'The review had two essential purposes: first, to bring the system up to date by incorporating detailed information on social characteristics now available from the 1991 Census; and second, to review the elements which make up the SSA calculation by reappraising the factors which determine necessary local authority expenditure.
'Having considered the evidence, I am proposing to reduce the present weight assigned to the allowance for Additional Needs within the Education element. This is in the light of an updated statistical analysis of the proportion of local education authority spending which is attributable to additional needs.
'In the Personal Social Services element, I am proposing a number of changes to the underlying indicators. In particular, for the assessments associated with elderly persons in need of domiciliary and residential care, I propose to introduce an indicator of long-term illness.
'For residential care I also propose to adjust the calculation to reflect authorities' responsibilities under the Community Care arrangements.
One of the most controversial features of the method of calculating SSAs since they were introduced in 1990-91 has been the measurement of social conditions by means of the All Ages Social Index.
'This index aims to provide a broad measure of social conditions which are likely to affect the cost to local authorities of providing services. A large number of authorities have suggested that a wider range of social and economic indicators should be incorporated in SSAs.
'I have looked very carefully at the evidence and I am proposing to introduce a revised social index and an economic index, which will include indicators of unemployment, ill health and homelessness.
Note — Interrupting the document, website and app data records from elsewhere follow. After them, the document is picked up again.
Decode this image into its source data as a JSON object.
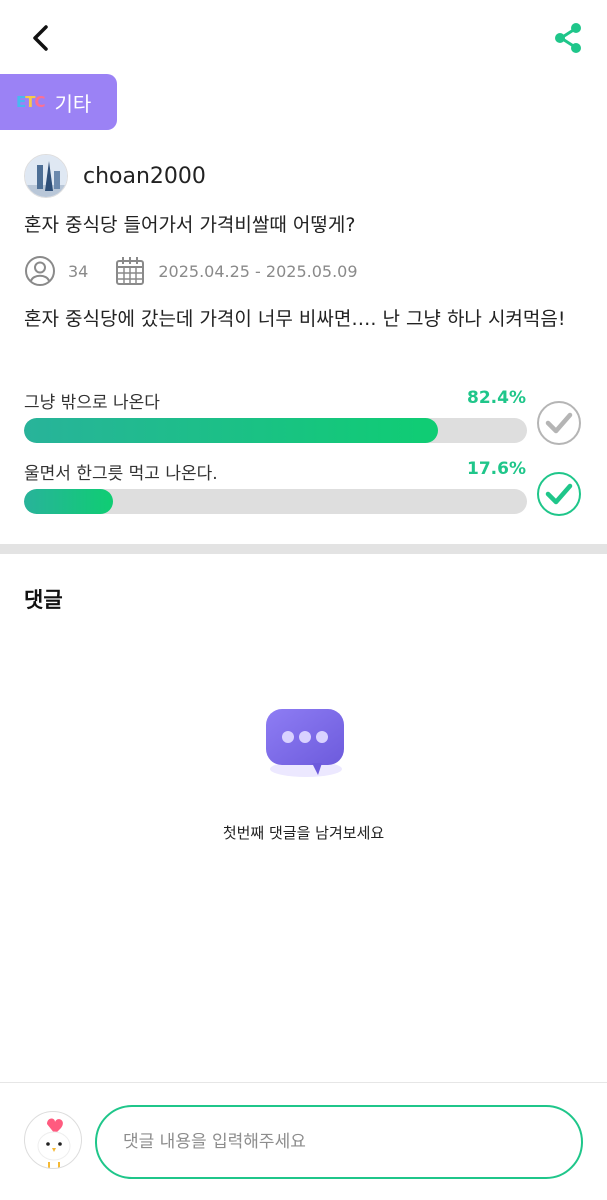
{
  "header": {
    "back_icon": "chevron-left-icon",
    "share_icon": "share-icon",
    "accent_color": "#1fc68a"
  },
  "category": {
    "logo_text_e": "E",
    "logo_text_t": "T",
    "logo_text_c": "C",
    "label": "기타",
    "color": "#9b82f5"
  },
  "post": {
    "author": "choan2000",
    "title": "혼자 중식당 들어가서 가격비쌀때 어떻게?",
    "participants": "34",
    "date_range": "2025.04.25 - 2025.05.09",
    "body": "혼자 중식당에 갔는데 가격이 너무 비싸면…. 난 그냥 하나 시켜먹음!"
  },
  "poll": {
    "options": [
      {
        "label": "그냥 밖으로 나온다",
        "percent_text": "82.4%",
        "fraction": 0.824,
        "selected": false
      },
      {
        "label": "울면서 한그릇 먹고 나온다.",
        "percent_text": "17.6%",
        "fraction": 0.176,
        "selected": true
      }
    ]
  },
  "comments": {
    "title": "댓글",
    "empty_text": "첫번째 댓글을 남겨보세요",
    "input_placeholder": "댓글 내용을 입력해주세요"
  }
}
'I am also proposing to make allowance for the numbers of day visitors within the assessment of services for districts.
'Previously we did not have reliable data on a consistent basis for all authorities, but as a result of research commissioned for the purpose we now have the necessary estimates of numbers of day visitors by authority.
'I have thought most carefully about the issue of the adjustment to take account of additional employment costs in London and the South East. This is an issue where opinions are sharply divided, reflecting the experiences of authorities in different parts of the country.
'I have concluded that there is firm evidence to support the present level of allowance for employment costs and that there is justification for a further small addition for the cost of business rates. This is what I am proposing.
'I recognise that the outcome of the review as a whole will not please everyone. However, my proposals for 1994-95 are firmly based on the available statistical evidence and I am confident that they will stand up to scrutiny.
'The system is fair, rational, up to date and comprehensive. Each of the proposed changes has been subject to the most rigorous analysis and has been incorporated only if it was resilient to that analysis.
'At the level of the individual authority, the effect of my proposals will vary. Changing a means of distribution to make it fairer produces losers as well as gainers.
'I recognise that authorities facing a reduction in SSA will need time to adjust their spending. I therefore propose to set aside some £280 million for a special grant for authorities whose SSAs are reduced by more than 2% as a result of the incorporation of the more detailed information from the 1991 Census and of the review.
The grant will be paid in support of expenditure by those authorities, cushioning the impact on council tax payers. I will review the situation next year before deciding whether to extend this transitional measure'.